[[ Source material open ]]

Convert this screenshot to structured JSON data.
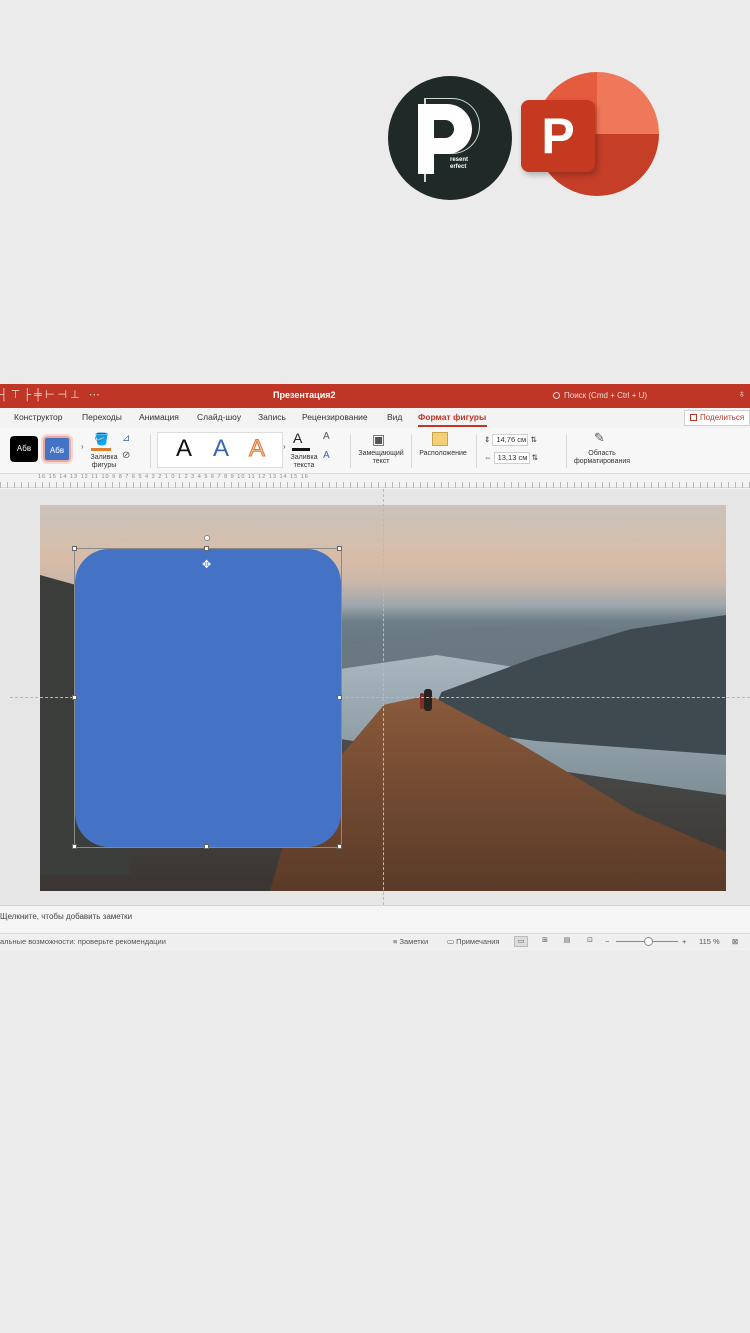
{
  "window": {
    "title": "Презентация2",
    "search_placeholder": "Поиск (Cmd + Ctrl + U)"
  },
  "tabs": [
    {
      "label": "Конструктор"
    },
    {
      "label": "Переходы"
    },
    {
      "label": "Анимация"
    },
    {
      "label": "Слайд-шоу"
    },
    {
      "label": "Запись"
    },
    {
      "label": "Рецензирование"
    },
    {
      "label": "Вид"
    },
    {
      "label": "Формат фигуры"
    }
  ],
  "share_label": "Поделиться",
  "ribbon": {
    "style_dark": "Абв",
    "style_blue": "Абв",
    "shape_fill": "Заливка фигуры",
    "wordart": [
      "A",
      "A",
      "A"
    ],
    "text_fill": "Заливка текста",
    "alt_text": "Замещающий текст",
    "arrange": "Расположение",
    "height": "14,76 см",
    "width": "13,13 см",
    "format_pane": "Область форматирования"
  },
  "ruler_numbers": "16  15  14  13  12  11  10  9  8  7  6  5  4  3  2  1  0  1  2  3  4  5  6  7  8  9  10  11  12  13  14  15  16",
  "notes_placeholder": "Щелкните, чтобы добавить заметки",
  "status": {
    "accessibility": "альные возможности: проверьте рекомендации",
    "notes": "Заметки",
    "comments": "Примечания",
    "zoom": "115 %"
  },
  "colors": {
    "accent": "#bf3627",
    "shape_fill": "#4472c4"
  }
}
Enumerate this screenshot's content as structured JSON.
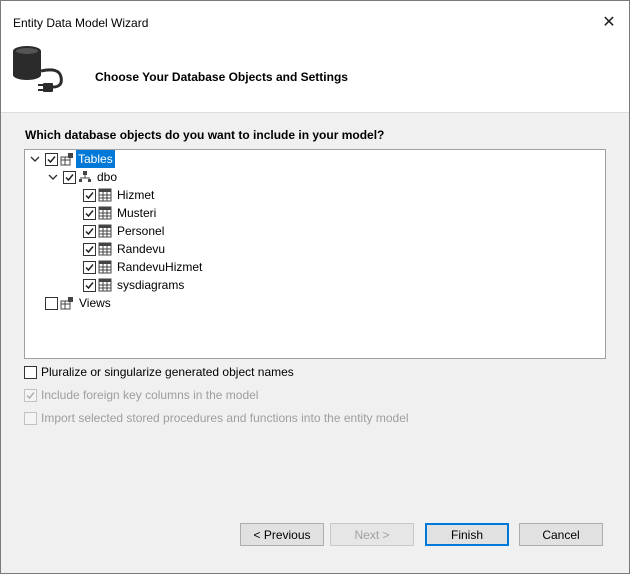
{
  "window": {
    "title": "Entity Data Model Wizard",
    "close_glyph": "✕"
  },
  "header": {
    "title": "Choose Your Database Objects and Settings",
    "icon": "database-plug-icon"
  },
  "question": "Which database objects do you want to include in your model?",
  "tree": {
    "tables": {
      "label": "Tables",
      "checked": true,
      "expanded": true,
      "selected": true
    },
    "dbo": {
      "label": "dbo",
      "checked": true,
      "expanded": true
    },
    "items": [
      {
        "label": "Hizmet",
        "checked": true
      },
      {
        "label": "Musteri",
        "checked": true
      },
      {
        "label": "Personel",
        "checked": true
      },
      {
        "label": "Randevu",
        "checked": true
      },
      {
        "label": "RandevuHizmet",
        "checked": true
      },
      {
        "label": "sysdiagrams",
        "checked": true
      }
    ],
    "views": {
      "label": "Views",
      "checked": false
    }
  },
  "options": {
    "pluralize": {
      "label": "Pluralize or singularize generated object names",
      "checked": false,
      "enabled": true
    },
    "foreign_keys": {
      "label": "Include foreign key columns in the model",
      "checked": true,
      "enabled": false
    },
    "stored_procs": {
      "label": "Import selected stored procedures and functions into the entity model",
      "checked": false,
      "enabled": false
    }
  },
  "buttons": {
    "previous": "< Previous",
    "next": "Next >",
    "finish": "Finish",
    "cancel": "Cancel"
  },
  "colors": {
    "selection": "#0078d7",
    "window_bg": "#f0f0f0"
  }
}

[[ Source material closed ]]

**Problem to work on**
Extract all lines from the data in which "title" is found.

**Output below**
    "title": "Презентация2",
    "title": "Entity Data Model Wizard",
    "title": "Choose Your Database Objects and Settings",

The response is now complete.